This communication system is employed by Modbus TCP and here, all the devices are peers. In this system, a single device can be a master and a server. Subnets can be connected together by routers.

Case Study: Horner APG's NX OCS PLC[edit]

In the case discussed here, one of the customer’s requirements is to integrate Horner APG’s OCS/NX PLC (Protocol: Modbus) on to BACnet IP using Fieldserver (gateway) to carry out the integration.

Now, Horner APG’s OCS/NX features two active serial ports, accessible through three connectors. There are three physical ports (Port 1, Port MJ1 and Port CN1) out of which two ports (Port 1 and Port MJ1) share internal circuitry and consequently, these two ports can not be used simultaneously. However, Port CN1 has independent circuitry and it can be used simultaneously with either Port 1 or Port MJ1.

And in present case, customer wants to connect using CN1 Terminal Connector through RS485. Now, CN1 Terminal Connector is shown below in figure – 1.


Figure - 1: CN1 Terminal Connector

[Technical Data Sheet on Horner OCS/NX, {Horner APG}]

Table – 1 below elaborates the pins on this CN1 Terminal Connector

Pin Signal Direction
1. TX+ OUT
2. TX- OUT
3. RX+ IN
4. RX- IN
6. GND -
9. +5V OUT
10. N/C -

Table – 1: Pins on CN1 Terminal Connector

(Table reproduced from the source mentioned below)

[Technical Data Sheet on Horner OCS/NX, {Horner APG}]

In table above,

TX – Transmitter

RX – Receiver

TXD – Transmitted Data

RXD – Received Data

GND – Ground

As it appears, there are two TX and two RX connections on CN1 Connector, which means it is 4-wire system. Here, the data can be received and transmitted simultaneously through this connector. This kind of arrangement is called 4 – wire full duplex mode for system communication, in which, two way data communication is possible simultaneously.

But the customer wants to connect CN1 connector through RS485, and RS485 is a 2-wire system.

Now, to connect through RS485 with CN1 terminal connector, it is possible to add the “Jumpers” across TX+ and RX+ and across TX- and RX-. Adding the jumper means to physically “twist pair” TX+ and RX+ and TX- and RX- and by doing so, make them behave as two single wires on the network.

What it does??

Well, by doing so, now, there are two wires for data transmission and data receiving, in the communication, instead of 4 wires initially, i.e. TX+, TX- and RX+, RX-. Therefore, now it is possible to connect CN1 terminal connector through RS485.

However, by connecting CN1 connector through RS485, and converting 4 wire system to 2 wire system, puts constraint on the data communication. Initially, two way simultaneous communications are possible through CN1 connector via TX+, TX- and RX+, RX-, i.e. 4-wire system.

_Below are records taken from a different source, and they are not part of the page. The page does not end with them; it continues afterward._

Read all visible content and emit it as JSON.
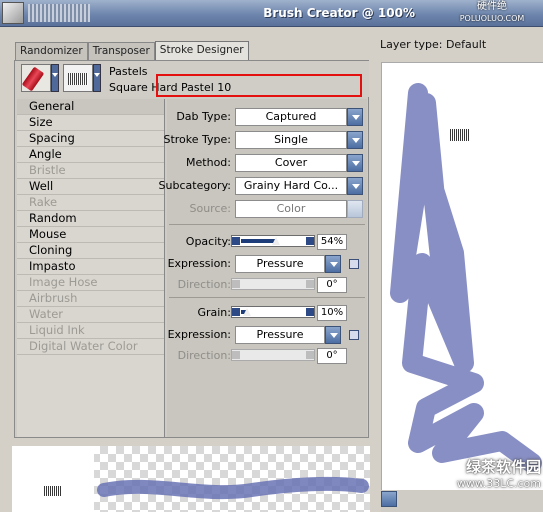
{
  "window": {
    "title": "Brush Creator @ 100%",
    "watermark_top": {
      "line1": "硬件绝",
      "line2": "POLUOLUO.COM"
    }
  },
  "tabs": [
    {
      "label": "Randomizer"
    },
    {
      "label": "Transposer"
    },
    {
      "label": "Stroke Designer"
    }
  ],
  "brush": {
    "category": "Pastels",
    "variant": "Square Hard Pastel 10"
  },
  "properties": [
    {
      "label": "General",
      "state": "selected"
    },
    {
      "label": "Size",
      "state": "enabled"
    },
    {
      "label": "Spacing",
      "state": "enabled"
    },
    {
      "label": "Angle",
      "state": "enabled"
    },
    {
      "label": "Bristle",
      "state": "disabled"
    },
    {
      "label": "Well",
      "state": "enabled"
    },
    {
      "label": "Rake",
      "state": "disabled"
    },
    {
      "label": "Random",
      "state": "enabled"
    },
    {
      "label": "Mouse",
      "state": "enabled"
    },
    {
      "label": "Cloning",
      "state": "enabled"
    },
    {
      "label": "Impasto",
      "state": "enabled"
    },
    {
      "label": "Image Hose",
      "state": "disabled"
    },
    {
      "label": "Airbrush",
      "state": "disabled"
    },
    {
      "label": "Water",
      "state": "disabled"
    },
    {
      "label": "Liquid Ink",
      "state": "disabled"
    },
    {
      "label": "Digital Water Color",
      "state": "disabled"
    }
  ],
  "settings": {
    "dab_type": {
      "label": "Dab Type:",
      "value": "Captured"
    },
    "stroke_type": {
      "label": "Stroke Type:",
      "value": "Single"
    },
    "method": {
      "label": "Method:",
      "value": "Cover"
    },
    "subcategory": {
      "label": "Subcategory:",
      "value": "Grainy Hard Co..."
    },
    "source": {
      "label": "Source:",
      "value": "Color"
    },
    "opacity": {
      "label": "Opacity:",
      "value": "54%",
      "level": 0.54
    },
    "opacity_expression": {
      "label": "Expression:",
      "value": "Pressure"
    },
    "opacity_direction": {
      "label": "Direction:",
      "value": "0°"
    },
    "grain": {
      "label": "Grain:",
      "value": "10%",
      "level": 0.1
    },
    "grain_expression": {
      "label": "Expression:",
      "value": "Pressure"
    },
    "grain_direction": {
      "label": "Direction:",
      "value": "0°"
    }
  },
  "canvas": {
    "layer_type": "Layer type: Default",
    "stroke_color": "#6a73b5",
    "watermark_bottom": {
      "line1": "绿茶软件园",
      "line2": "www.33LC.com"
    }
  },
  "colors": {
    "highlight_border": "#e40f0f",
    "accent_blue": "#4d6ea3"
  }
}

So, originally, the system is in 4-wire full duplex mode.

But, after adding jumpers across TX+, RX+ and TX-, RX-, there are two wires available for data communication in the system, and consequently, two way simultaneous data communication is not possible in the system. The data can be either transmitted or the data can be received at a time. This kind of an arrangement is known as 2-wire half duplex mode for a system.

And in the present case with this particular customer, CN1 terminal connector is utilized in 2-wire half duplex mode for connection through RS485. And it can be learnt from this, that whenever such condition arises, CN1 terminal connector can be used in 2-wire half duplex mode for connection through RS485.

See Also[edit]

1. Modbus

2. EIA-232 (RS-232)

3. EIA-485 (RS-485)


1. PLCs: Introduction
2. PLC Communications
3. ISO/OSI Protocols
4. Quick Reference for RS485, RS422, RS232 AND RS423
5. Frequently Asked Questions for RS485, RS422, RS232 AND RS423
6. Modbus for Field Technicians by Chipkin Automation Systems Inc.
7. Technical Data Sheet on Horner OCS/NX, [Horner APG]